*** Begin section ***
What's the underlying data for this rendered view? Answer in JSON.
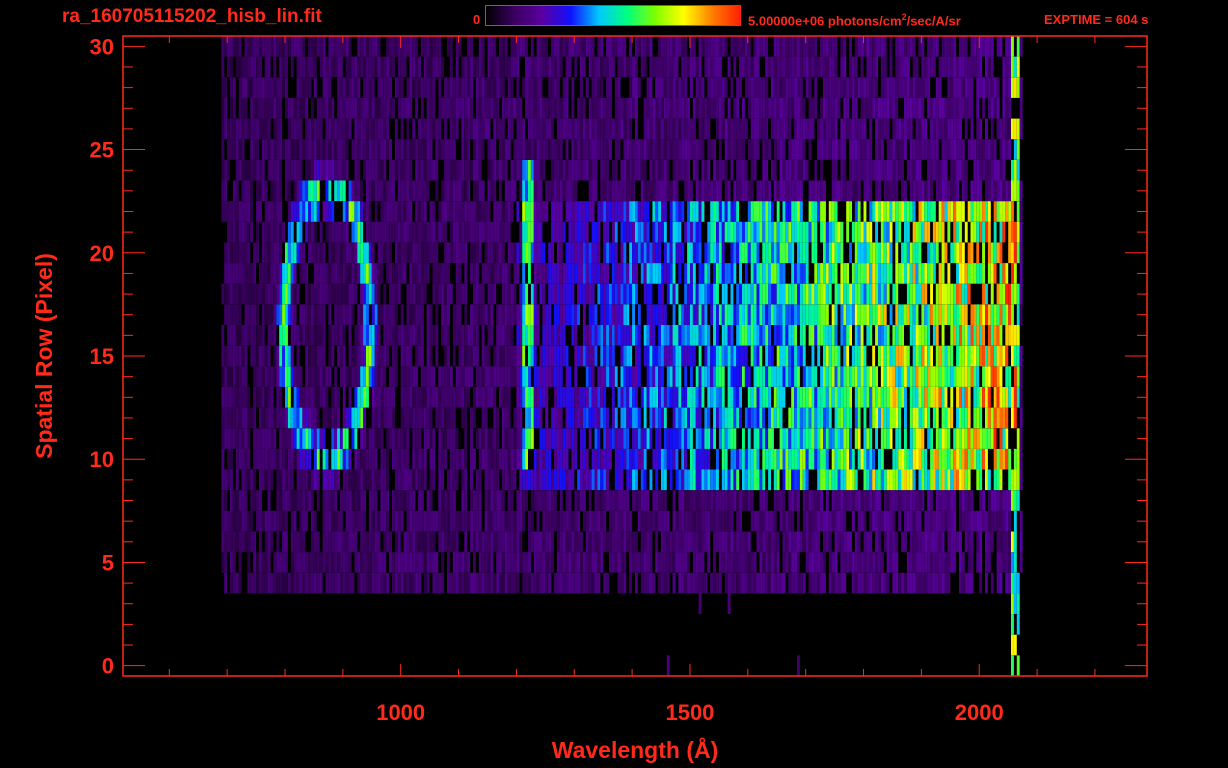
{
  "header": {
    "filename": "ra_160705115202_hisb_lin.fit",
    "colorbar_min": "0",
    "colorbar_max_label": "5.00000e+06 photons/cm",
    "colorbar_sup": "2",
    "colorbar_max_unit": "/sec/A/sr",
    "exptime": "EXPTIME = 604 s"
  },
  "colors": {
    "axis": "#ff2a1a",
    "background": "#000000",
    "colormap": [
      "#000000",
      "#3a0060",
      "#5a00a0",
      "#1010ff",
      "#00c8ff",
      "#00ff80",
      "#80ff00",
      "#ffff00",
      "#ff8000",
      "#ff2000"
    ]
  },
  "chart_data": {
    "type": "heatmap",
    "title": "ra_160705115202_hisb_lin.fit",
    "xlabel": "Wavelength (Å)",
    "ylabel": "Spatial Row (Pixel)",
    "xlim": [
      520,
      2290
    ],
    "ylim": [
      -0.5,
      30.5
    ],
    "x_ticks": [
      1000,
      1500,
      2000
    ],
    "x_tick_labels": [
      "1000",
      "1500",
      "2000"
    ],
    "y_ticks": [
      0,
      5,
      10,
      15,
      20,
      25,
      30
    ],
    "y_tick_labels": [
      "0",
      "5",
      "10",
      "15",
      "20",
      "25",
      "30"
    ],
    "colorbar_range": [
      0,
      5000000
    ],
    "colorbar_unit": "photons/cm²/sec/A/sr",
    "exptime_s": 604,
    "grid": false,
    "features": [
      {
        "kind": "ring",
        "x_center": 870,
        "y_center": 16.5,
        "x_radius": 75,
        "y_radius": 6.5,
        "relative_intensity": 0.55
      },
      {
        "kind": "emission_line",
        "x": 1216,
        "y_range": [
          10,
          24
        ],
        "relative_intensity": 0.55
      },
      {
        "kind": "continuum",
        "x_range": [
          1500,
          2060
        ],
        "y_range": [
          9,
          22
        ],
        "relative_intensity": 0.8
      },
      {
        "kind": "band_edge",
        "x": 2060,
        "y_range": [
          0,
          30
        ],
        "relative_intensity": 0.9
      }
    ]
  }
}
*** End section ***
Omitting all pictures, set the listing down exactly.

▶ [COMPLETED EXERCISE]
What's the underlying data for this rendered view? Answer in JSON.
{
  "header": {
    "filename": "ra_160705115202_hisb_lin.fit",
    "colorbar_min": "0",
    "colorbar_max_label": "5.00000e+06 photons/cm",
    "colorbar_sup": "2",
    "colorbar_max_unit": "/sec/A/sr",
    "exptime": "EXPTIME = 604 s"
  },
  "colors": {
    "axis": "#ff2a1a",
    "background": "#000000",
    "colormap": [
      "#000000",
      "#3a0060",
      "#5a00a0",
      "#1010ff",
      "#00c8ff",
      "#00ff80",
      "#80ff00",
      "#ffff00",
      "#ff8000",
      "#ff2000"
    ]
  },
  "chart_data": {
    "type": "heatmap",
    "title": "ra_160705115202_hisb_lin.fit",
    "xlabel": "Wavelength (Å)",
    "ylabel": "Spatial Row (Pixel)",
    "xlim": [
      520,
      2290
    ],
    "ylim": [
      -0.5,
      30.5
    ],
    "x_ticks": [
      1000,
      1500,
      2000
    ],
    "x_tick_labels": [
      "1000",
      "1500",
      "2000"
    ],
    "y_ticks": [
      0,
      5,
      10,
      15,
      20,
      25,
      30
    ],
    "y_tick_labels": [
      "0",
      "5",
      "10",
      "15",
      "20",
      "25",
      "30"
    ],
    "colorbar_range": [
      0,
      5000000
    ],
    "colorbar_unit": "photons/cm²/sec/A/sr",
    "exptime_s": 604,
    "grid": false,
    "features": [
      {
        "kind": "ring",
        "x_center": 870,
        "y_center": 16.5,
        "x_radius": 75,
        "y_radius": 6.5,
        "relative_intensity": 0.55
      },
      {
        "kind": "emission_line",
        "x": 1216,
        "y_range": [
          10,
          24
        ],
        "relative_intensity": 0.55
      },
      {
        "kind": "continuum",
        "x_range": [
          1500,
          2060
        ],
        "y_range": [
          9,
          22
        ],
        "relative_intensity": 0.8
      },
      {
        "kind": "band_edge",
        "x": 2060,
        "y_range": [
          0,
          30
        ],
        "relative_intensity": 0.9
      }
    ]
  }
}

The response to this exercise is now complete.